Material provided Block Start
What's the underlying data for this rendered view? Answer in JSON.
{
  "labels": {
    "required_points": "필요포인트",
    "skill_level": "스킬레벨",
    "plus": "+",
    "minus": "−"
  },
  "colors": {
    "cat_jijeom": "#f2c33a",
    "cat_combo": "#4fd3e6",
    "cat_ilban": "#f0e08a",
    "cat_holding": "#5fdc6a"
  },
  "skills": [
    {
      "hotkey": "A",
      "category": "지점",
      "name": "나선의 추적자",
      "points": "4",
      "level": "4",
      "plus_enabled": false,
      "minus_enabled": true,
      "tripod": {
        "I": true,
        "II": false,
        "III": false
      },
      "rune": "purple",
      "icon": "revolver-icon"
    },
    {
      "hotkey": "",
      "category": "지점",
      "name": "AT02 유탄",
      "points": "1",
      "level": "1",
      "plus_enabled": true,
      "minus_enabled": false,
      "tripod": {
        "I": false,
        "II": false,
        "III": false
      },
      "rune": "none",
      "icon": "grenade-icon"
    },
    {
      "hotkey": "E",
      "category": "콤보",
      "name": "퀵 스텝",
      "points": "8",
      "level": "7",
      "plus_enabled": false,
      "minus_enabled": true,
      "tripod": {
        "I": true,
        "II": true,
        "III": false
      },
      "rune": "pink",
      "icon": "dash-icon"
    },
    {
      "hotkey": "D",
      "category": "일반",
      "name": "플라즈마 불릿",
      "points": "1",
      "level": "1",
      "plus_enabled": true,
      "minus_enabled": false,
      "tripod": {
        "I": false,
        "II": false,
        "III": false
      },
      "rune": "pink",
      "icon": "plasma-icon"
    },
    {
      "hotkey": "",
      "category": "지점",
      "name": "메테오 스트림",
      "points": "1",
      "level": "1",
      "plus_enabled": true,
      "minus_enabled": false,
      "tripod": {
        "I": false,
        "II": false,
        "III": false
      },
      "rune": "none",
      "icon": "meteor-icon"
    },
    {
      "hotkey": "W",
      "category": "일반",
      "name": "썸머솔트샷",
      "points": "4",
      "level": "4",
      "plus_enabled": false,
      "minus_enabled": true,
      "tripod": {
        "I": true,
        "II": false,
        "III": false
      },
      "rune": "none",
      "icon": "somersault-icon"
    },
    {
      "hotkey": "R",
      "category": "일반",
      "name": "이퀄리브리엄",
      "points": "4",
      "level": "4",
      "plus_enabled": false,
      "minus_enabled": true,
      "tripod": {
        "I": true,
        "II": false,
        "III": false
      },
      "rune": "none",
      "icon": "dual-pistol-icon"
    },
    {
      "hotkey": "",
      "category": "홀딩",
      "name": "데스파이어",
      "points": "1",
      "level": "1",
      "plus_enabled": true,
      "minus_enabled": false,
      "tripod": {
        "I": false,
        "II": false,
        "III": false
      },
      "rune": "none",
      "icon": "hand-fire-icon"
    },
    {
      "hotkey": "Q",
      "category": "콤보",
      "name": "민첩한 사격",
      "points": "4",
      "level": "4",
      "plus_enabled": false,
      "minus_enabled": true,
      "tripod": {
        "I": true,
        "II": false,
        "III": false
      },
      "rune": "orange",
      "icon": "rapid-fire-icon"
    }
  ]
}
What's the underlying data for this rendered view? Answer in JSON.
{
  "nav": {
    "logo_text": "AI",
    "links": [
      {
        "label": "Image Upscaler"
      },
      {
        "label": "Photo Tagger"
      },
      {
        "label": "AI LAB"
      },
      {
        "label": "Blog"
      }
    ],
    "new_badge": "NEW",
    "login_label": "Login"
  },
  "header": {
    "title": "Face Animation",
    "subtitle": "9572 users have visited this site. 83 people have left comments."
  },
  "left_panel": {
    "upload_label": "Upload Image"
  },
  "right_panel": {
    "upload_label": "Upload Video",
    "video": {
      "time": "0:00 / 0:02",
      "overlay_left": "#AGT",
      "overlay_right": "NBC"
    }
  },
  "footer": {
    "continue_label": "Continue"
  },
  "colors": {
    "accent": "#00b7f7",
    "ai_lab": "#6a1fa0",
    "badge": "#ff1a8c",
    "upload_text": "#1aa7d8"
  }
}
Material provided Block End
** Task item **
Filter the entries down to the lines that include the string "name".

** Exercise response **
      "name": "나선의 추적자",
      "name": "AT02 유탄",
      "name": "퀵 스텝",
      "name": "플라즈마 불릿",
      "name": "메테오 스트림",
      "name": "썸머솔트샷",
      "name": "이퀄리브리엄",
      "name": "데스파이어",
      "name": "민첩한 사격",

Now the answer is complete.